One other boy in the Val Jones is a shoo-in for adoptability – he’s the first to climb into a lap, and give love – but he’s also the most loving cat to other cats in the pen. Jim arrived with his beloved buddy Frank more than two years ago; we lost Frank last year. Jim now snuggles with everyone – even grumpy Magnus plays with him. He has been the comforter for scared Minuet, and helped bring her to a point where we can touch her. For the health of the Val Jones community, Jim may be a permanent fixture!

Jim (LBF)

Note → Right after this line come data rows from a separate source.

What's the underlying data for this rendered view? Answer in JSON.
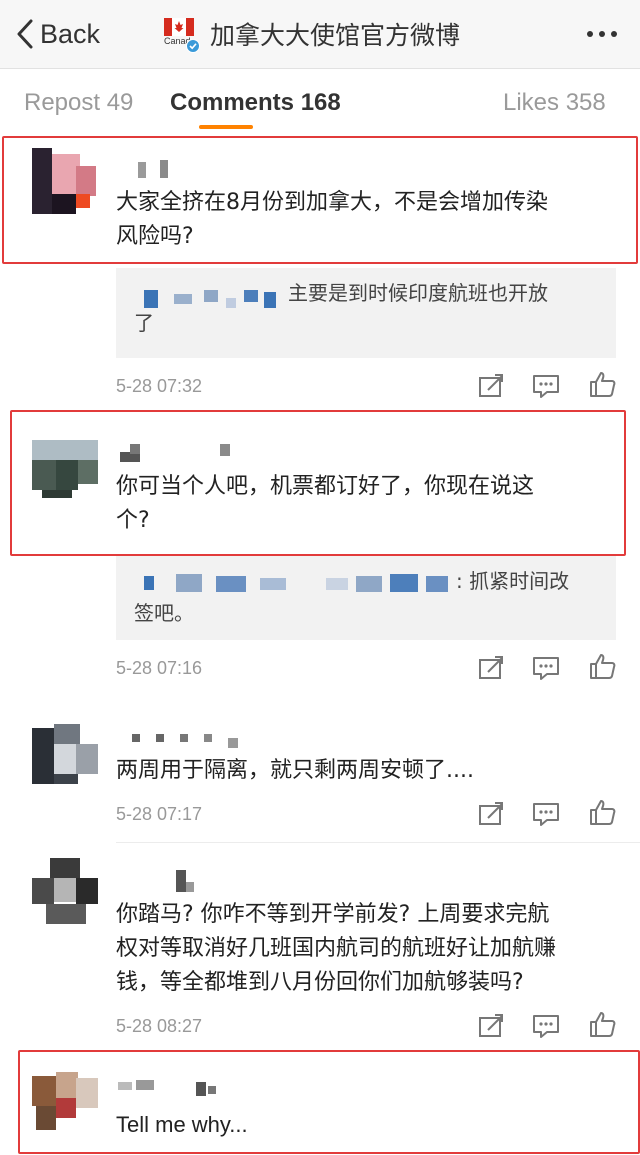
{
  "header": {
    "back_label": "Back",
    "title": "加拿大大使馆官方微博",
    "logo_label": "Canada"
  },
  "tabs": [
    {
      "label": "Repost 49"
    },
    {
      "label": "Comments 168"
    },
    {
      "label": "Likes 358"
    }
  ],
  "comments": [
    {
      "text_lines": [
        "大家全挤在8月份到加拿大，不是会增加传染",
        "风险吗?"
      ],
      "reply_lines": [
        "主要是到时候印度航班也开放",
        "了"
      ],
      "timestamp": "5-28 07:32"
    },
    {
      "text_lines": [
        "你可当个人吧，机票都订好了，你现在说这",
        "个?"
      ],
      "reply_lines": [
        ": 抓紧时间改",
        "签吧。"
      ],
      "timestamp": "5-28 07:16"
    },
    {
      "text_lines": [
        "两周用于隔离，就只剩两周安顿了...."
      ],
      "timestamp": "5-28 07:17"
    },
    {
      "text_lines": [
        "你踏马? 你咋不等到开学前发? 上周要求完航",
        "权对等取消好几班国内航司的航班好让加航赚",
        "钱，等全都堆到八月份回你们加航够装吗?"
      ],
      "timestamp": "5-28 08:27"
    },
    {
      "text_lines": [
        "Tell me why..."
      ]
    }
  ],
  "icons": [
    "back-chevron-icon",
    "canada-flag-icon",
    "verified-icon",
    "more-icon",
    "repost-icon",
    "comment-icon",
    "like-icon"
  ],
  "colors": {
    "accent": "#ff8200",
    "highlight": "#e23b3b",
    "verified": "#3a9ad9",
    "flag_red": "#d52b1e"
  }
}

The third black boy is new, and much younger – Raymond is about four years old, and has only recently arrived at RAPS from another rescue. He is an outgoing and very affectionate boy with lots of love to give. Shelter Manager Shena says, “He truly is a real sweetheart and would love a family of his own. He loves chatting and has a lot to say. He is very easy-going and enjoys laying sprawled out across the window ledge looking at all the sights. He is polydactyl, which means if you love toe beans, he has an extra one for you to love.”   

Raymond (LBF)

All our black boys also suffer from black-cat-syndrome – they are easily overlooked for more colourful kitties.  But any black-cat lover will tell you that it usually takes only a little time to uncover the purr-sonality behind all that black fur – and that you will be the lucky one indeed if you take one of these guys to your heart, despite their FIV diagnosis. 




Blog by Brigid Coult 
Photos by Lisa Brill-Friesen, Brigid Coult & Karen Nicholson 

Feature Image: Angus by Karen Nicholson